-- RECORDED DATA follows --
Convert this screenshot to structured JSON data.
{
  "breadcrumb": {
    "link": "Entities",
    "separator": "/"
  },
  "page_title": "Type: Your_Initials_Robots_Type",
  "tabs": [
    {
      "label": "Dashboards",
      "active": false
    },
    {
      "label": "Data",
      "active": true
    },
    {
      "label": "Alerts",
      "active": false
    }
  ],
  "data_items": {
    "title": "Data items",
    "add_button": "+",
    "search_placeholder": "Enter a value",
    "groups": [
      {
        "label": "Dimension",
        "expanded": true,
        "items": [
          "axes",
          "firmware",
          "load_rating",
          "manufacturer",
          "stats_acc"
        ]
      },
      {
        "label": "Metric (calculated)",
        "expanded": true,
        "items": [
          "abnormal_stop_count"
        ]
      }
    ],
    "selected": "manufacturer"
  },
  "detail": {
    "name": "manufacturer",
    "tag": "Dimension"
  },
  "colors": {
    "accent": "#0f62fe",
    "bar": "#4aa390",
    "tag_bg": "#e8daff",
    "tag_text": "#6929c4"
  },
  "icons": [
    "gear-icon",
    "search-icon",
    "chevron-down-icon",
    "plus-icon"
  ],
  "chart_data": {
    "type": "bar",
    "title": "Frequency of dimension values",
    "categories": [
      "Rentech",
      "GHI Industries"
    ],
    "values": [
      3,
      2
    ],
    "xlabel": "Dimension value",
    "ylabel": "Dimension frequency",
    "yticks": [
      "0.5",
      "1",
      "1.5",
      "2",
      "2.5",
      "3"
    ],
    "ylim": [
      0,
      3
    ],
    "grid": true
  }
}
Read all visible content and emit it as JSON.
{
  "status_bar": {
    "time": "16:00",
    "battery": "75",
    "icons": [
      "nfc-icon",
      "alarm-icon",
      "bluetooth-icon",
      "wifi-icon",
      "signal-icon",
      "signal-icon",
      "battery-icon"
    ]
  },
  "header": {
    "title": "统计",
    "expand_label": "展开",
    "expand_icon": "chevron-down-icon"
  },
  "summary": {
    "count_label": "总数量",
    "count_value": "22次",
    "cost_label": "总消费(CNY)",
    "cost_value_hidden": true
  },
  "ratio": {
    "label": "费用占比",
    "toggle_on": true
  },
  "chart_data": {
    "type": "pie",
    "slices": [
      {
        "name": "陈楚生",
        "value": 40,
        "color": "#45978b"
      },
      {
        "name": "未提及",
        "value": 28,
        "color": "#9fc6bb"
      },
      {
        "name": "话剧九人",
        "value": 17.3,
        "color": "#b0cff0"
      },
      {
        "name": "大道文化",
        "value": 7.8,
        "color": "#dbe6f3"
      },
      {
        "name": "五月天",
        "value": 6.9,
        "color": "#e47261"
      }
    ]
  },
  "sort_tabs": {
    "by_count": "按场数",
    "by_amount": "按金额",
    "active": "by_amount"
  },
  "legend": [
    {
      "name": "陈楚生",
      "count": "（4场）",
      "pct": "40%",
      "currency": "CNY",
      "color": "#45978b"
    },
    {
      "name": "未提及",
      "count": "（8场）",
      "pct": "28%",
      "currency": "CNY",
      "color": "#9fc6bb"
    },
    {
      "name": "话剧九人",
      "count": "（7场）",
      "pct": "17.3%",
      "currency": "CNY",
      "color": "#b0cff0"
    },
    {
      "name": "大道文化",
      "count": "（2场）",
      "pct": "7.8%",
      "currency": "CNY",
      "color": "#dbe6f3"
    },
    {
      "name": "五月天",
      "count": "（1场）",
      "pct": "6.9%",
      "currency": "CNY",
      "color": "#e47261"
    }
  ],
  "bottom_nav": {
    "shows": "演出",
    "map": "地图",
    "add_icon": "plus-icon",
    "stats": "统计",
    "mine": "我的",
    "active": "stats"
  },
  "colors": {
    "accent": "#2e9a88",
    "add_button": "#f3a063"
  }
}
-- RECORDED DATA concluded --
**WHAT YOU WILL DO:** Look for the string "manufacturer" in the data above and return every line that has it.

**RESPONSE AREA:**
          "manufacturer",
    "selected": "manufacturer"
    "name": "manufacturer",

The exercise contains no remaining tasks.